The human body must first recognise a pathogen in order to trigger an immunological response. These detecting techniques, however, remain unclear. Researchers employed human cell lines in a series of studies to explore how CARD8 responds to different viruses in order to understand how it developed to recognise viral infections. They also looked at CARD8 genetic variation in mammals and humans.
CARD8 is essential for an immune response to coronavirus infection and can identify viral enzymes from at least three distinct virus families, including Coronaviridae, according to the researchers. CARD8 has evolved significantly across diverse mammalian species and varies amongst human individuals.
However, further research is needed to understand how reservoir species of viral diseases may respond to viral infections. Bats, for example, are a coronavirus reservoir but lack CARD8 sensors or have a form of CARD8 that does not respond to coronavirus enzymes.
According to the authors, "Our findings establish CARD8 as a rapidly evolving, polymorphic, innate immune sensor of positive-sense RNA viruses. We demonstrate that CARD8 has the capacity to detect viral proteases from at least three viral families that include important human pathogens: Coronaviridae, Picornaviridae, and Retroviridae.
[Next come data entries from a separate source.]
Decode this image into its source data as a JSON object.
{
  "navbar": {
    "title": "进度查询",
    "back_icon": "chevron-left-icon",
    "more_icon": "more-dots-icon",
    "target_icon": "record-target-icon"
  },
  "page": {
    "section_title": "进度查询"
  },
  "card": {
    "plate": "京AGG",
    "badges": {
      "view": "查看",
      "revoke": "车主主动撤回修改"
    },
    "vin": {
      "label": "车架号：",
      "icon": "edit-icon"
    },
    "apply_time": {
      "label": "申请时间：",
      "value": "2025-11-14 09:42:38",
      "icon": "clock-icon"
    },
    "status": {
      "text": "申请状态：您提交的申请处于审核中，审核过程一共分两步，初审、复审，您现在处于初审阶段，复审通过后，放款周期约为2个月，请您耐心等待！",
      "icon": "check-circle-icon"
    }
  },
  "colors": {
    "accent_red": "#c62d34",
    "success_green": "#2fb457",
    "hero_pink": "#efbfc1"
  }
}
Our evolutionary and functional studies further indicate that CARD8 sequence variation between species and within humans has a profound impact on the ability to sense viral proteases."
Daugherty added, "This is a fascinating way that the human immune system has evolved to detect and respond to infection by coronaviruses, including SARS-CoV-2. Even more interesting, a genetic difference in some humans makes them less able to sense and respond to coronavirus infections, but gives them increased ability to respond to infections by other viruses, including human rhinovirus (i.e., the 'common cold' virus)." (ANI)